Previous answers have focused on the fluid dynamics angle. However, you can also view it from a purely thermodynamic angle, viewing the rocket engine as a heat engine.
In order to get useful work (accelerated exhaust gases), you need some form of thermodynamic cycle with combustion followed by expansion. Due to conservation of energy, the amount of kinetic energy acquired by the gas will then be proportional to the amount of enthalpy (heat + pressure energy) that disapears as the exhaust gas expands and cools.
This means you want to maximize the temperature in the combustion chamber and minimize the temperature of the exhaust to maximize your Carnot efficiency. You ensure this by making sure that combustion happens before expansion, with a separate combustion chamber and expansion nozzle.
Furthermore, you want the gas to expand by as large of a factor as possible to minimize the exhaust temperature - and the expansion ratio is proportional to the area of the nozzle exit divided by the area of the nozzle throat. This means that from thermodynamic considerations alone, we can see that it is preferable to have a very tight throat and a very large exit area.

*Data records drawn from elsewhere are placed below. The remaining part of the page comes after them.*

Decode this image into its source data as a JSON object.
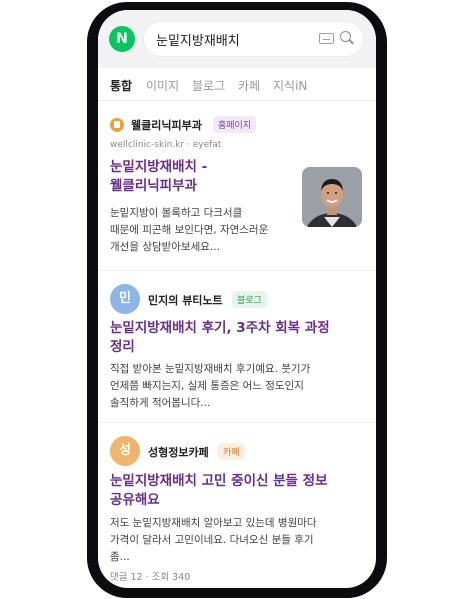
{
  "search": {
    "query": "눈밑지방재배치",
    "logo_letter": "N"
  },
  "tabs": [
    "통합",
    "이미지",
    "블로그",
    "카페",
    "지식iN"
  ],
  "results": [
    {
      "source": "웰클리닉피부과",
      "badge": "홈페이지",
      "url": "wellclinic-skin.kr · eyefat",
      "title_lines": [
        "눈밑지방재배치 -",
        "웰클리닉피부과"
      ],
      "snippet_lines": [
        "눈밑지방이 볼록하고 다크서클",
        "때문에 피곤해 보인다면, 자연스러운",
        "개선을 상담받아보세요..."
      ]
    },
    {
      "avatar": "민",
      "source": "민지의 뷰티노트",
      "badge": "블로그",
      "title_lines": [
        "눈밑지방재배치 후기, 3주차 회복 과정",
        "정리"
      ],
      "snippet_lines": [
        "직접 받아본 눈밑지방재배치 후기예요. 붓기가",
        "언제쯤 빠지는지, 실제 통증은 어느 정도인지",
        "솔직하게 적어봅니다..."
      ]
    },
    {
      "avatar": "성",
      "source": "성형정보카페",
      "badge": "카페",
      "title_lines": [
        "눈밑지방재배치 고민 중이신 분들 정보",
        "공유해요"
      ],
      "snippet_lines": [
        "저도 눈밑지방재배치 알아보고 있는데 병원마다",
        "가격이 달라서 고민이네요. 다녀오신 분들 후기",
        "좀..."
      ],
      "meta": "댓글 12 · 조회 340"
    }
  ],
  "colors": {
    "brand": "#03c75a",
    "title": "#6a2e8f",
    "homepage_badge": "#7b3fa0",
    "blog_badge": "#1fa34a",
    "cafe_badge": "#e0701e"
  }
}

Fluid dynamics determine the exact details of nozzle shapes (de laval nozzles etc) that get the thermodynamic efficiency as close to the Carnot efficiency as possible, and whether the exhaust will actually expand or instead separate from the nozzle walls. But the need for a separate combustion chamber and nozzle is much simpler and can be understood without any knowledge of subsonic/supersonic flow.